*** Begin section ***

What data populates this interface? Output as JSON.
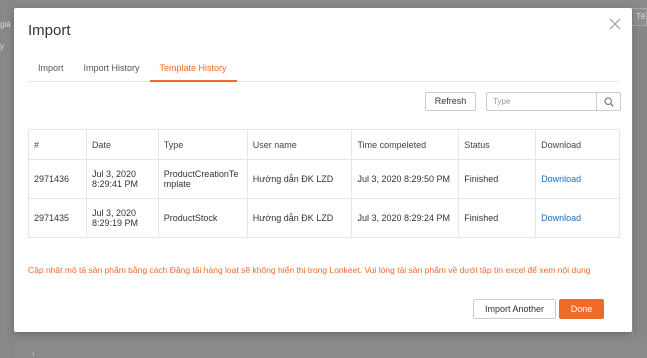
{
  "background": {
    "left_text_1": "giá",
    "left_text_2": "y",
    "right_tab_label": "Tê"
  },
  "modal": {
    "title": "Import",
    "tabs": [
      {
        "label": "Import",
        "active": false
      },
      {
        "label": "Import History",
        "active": false
      },
      {
        "label": "Template History",
        "active": true
      }
    ],
    "toolbar": {
      "refresh_label": "Refresh",
      "search_placeholder": "Type",
      "search_value": ""
    },
    "table": {
      "columns": [
        "#",
        "Date",
        "Type",
        "User name",
        "Time compeleted",
        "Status",
        "Download"
      ],
      "rows": [
        {
          "id": "2971436",
          "date_line1": "Jul 3, 2020",
          "date_line2": "8:29:41 PM",
          "type_line1": "ProductCreationTe",
          "type_line2": "mplate",
          "user": "Hướng dẫn ĐK LZD",
          "time_completed": "Jul 3, 2020 8:29:50 PM",
          "status": "Finished",
          "download": "Download"
        },
        {
          "id": "2971435",
          "date_line1": "Jul 3, 2020",
          "date_line2": "8:29:19 PM",
          "type_line1": "ProductStock",
          "type_line2": "",
          "user": "Hướng dẫn ĐK LZD",
          "time_completed": "Jul 3, 2020 8:29:24 PM",
          "status": "Finished",
          "download": "Download"
        }
      ]
    },
    "notice": "Cập nhật mô tả sản phẩm bằng cách Đăng tải hàng loạt sẽ không hiển thị trong Lonkeet. Vui lòng tải sản phẩm về dưới tập tin excel để xem nội dung",
    "footer": {
      "import_another_label": "Import Another",
      "done_label": "Done"
    }
  },
  "colors": {
    "accent": "#f06a27",
    "link": "#1a6ec2",
    "overlay": "#7f7f7f"
  }
}
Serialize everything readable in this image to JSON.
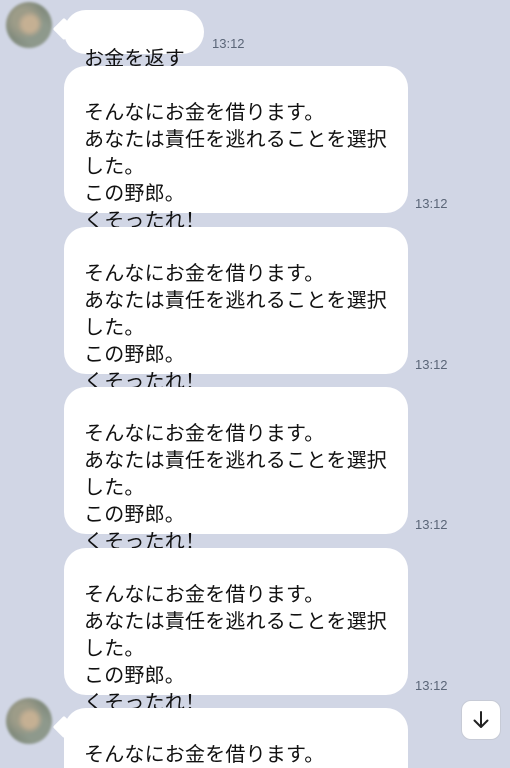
{
  "chat": {
    "first_message": {
      "text": "お金を返す",
      "time": "13:12"
    },
    "messages": [
      {
        "text": "そんなにお金を借ります。\nあなたは責任を逃れることを選択\nした。\nこの野郎。\nくそったれ！",
        "time": "13:12"
      },
      {
        "text": "そんなにお金を借ります。\nあなたは責任を逃れることを選択\nした。\nこの野郎。\nくそったれ！",
        "time": "13:12"
      },
      {
        "text": "そんなにお金を借ります。\nあなたは責任を逃れることを選択\nした。\nこの野郎。\nくそったれ！",
        "time": "13:12"
      },
      {
        "text": "そんなにお金を借ります。\nあなたは責任を逃れることを選択\nした。\nこの野郎。\nくそったれ！",
        "time": "13:12"
      }
    ],
    "last_message": {
      "text": "そんなにお金を借ります。"
    }
  },
  "scroll_button": {
    "icon": "arrow-down-icon"
  },
  "colors": {
    "background": "#d1d6e5",
    "bubble": "#ffffff",
    "text": "#111111",
    "timestamp": "#5b6678"
  }
}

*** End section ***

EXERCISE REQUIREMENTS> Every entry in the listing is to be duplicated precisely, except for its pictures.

OUTPUT OF THE TASK>
What data populates this interface? Output as JSON.
{
  "background": {
    "left_text_1": "giá",
    "left_text_2": "y",
    "right_tab_label": "Tê"
  },
  "modal": {
    "title": "Import",
    "tabs": [
      {
        "label": "Import",
        "active": false
      },
      {
        "label": "Import History",
        "active": false
      },
      {
        "label": "Template History",
        "active": true
      }
    ],
    "toolbar": {
      "refresh_label": "Refresh",
      "search_placeholder": "Type",
      "search_value": ""
    },
    "table": {
      "columns": [
        "#",
        "Date",
        "Type",
        "User name",
        "Time compeleted",
        "Status",
        "Download"
      ],
      "rows": [
        {
          "id": "2971436",
          "date_line1": "Jul 3, 2020",
          "date_line2": "8:29:41 PM",
          "type_line1": "ProductCreationTe",
          "type_line2": "mplate",
          "user": "Hướng dẫn ĐK LZD",
          "time_completed": "Jul 3, 2020 8:29:50 PM",
          "status": "Finished",
          "download": "Download"
        },
        {
          "id": "2971435",
          "date_line1": "Jul 3, 2020",
          "date_line2": "8:29:19 PM",
          "type_line1": "ProductStock",
          "type_line2": "",
          "user": "Hướng dẫn ĐK LZD",
          "time_completed": "Jul 3, 2020 8:29:24 PM",
          "status": "Finished",
          "download": "Download"
        }
      ]
    },
    "notice": "Cập nhật mô tả sản phẩm bằng cách Đăng tải hàng loạt sẽ không hiển thị trong Lonkeet. Vui lòng tải sản phẩm về dưới tập tin excel để xem nội dung",
    "footer": {
      "import_another_label": "Import Another",
      "done_label": "Done"
    }
  },
  "colors": {
    "accent": "#f06a27",
    "link": "#1a6ec2",
    "overlay": "#7f7f7f"
  }
}
Serialize everything readable in this image to JSON.
{
  "chat": {
    "first_message": {
      "text": "お金を返す",
      "time": "13:12"
    },
    "messages": [
      {
        "text": "そんなにお金を借ります。\nあなたは責任を逃れることを選択\nした。\nこの野郎。\nくそったれ！",
        "time": "13:12"
      },
      {
        "text": "そんなにお金を借ります。\nあなたは責任を逃れることを選択\nした。\nこの野郎。\nくそったれ！",
        "time": "13:12"
      },
      {
        "text": "そんなにお金を借ります。\nあなたは責任を逃れることを選択\nした。\nこの野郎。\nくそったれ！",
        "time": "13:12"
      },
      {
        "text": "そんなにお金を借ります。\nあなたは責任を逃れることを選択\nした。\nこの野郎。\nくそったれ！",
        "time": "13:12"
      }
    ],
    "last_message": {
      "text": "そんなにお金を借ります。"
    }
  },
  "scroll_button": {
    "icon": "arrow-down-icon"
  },
  "colors": {
    "background": "#d1d6e5",
    "bubble": "#ffffff",
    "text": "#111111",
    "timestamp": "#5b6678"
  }
}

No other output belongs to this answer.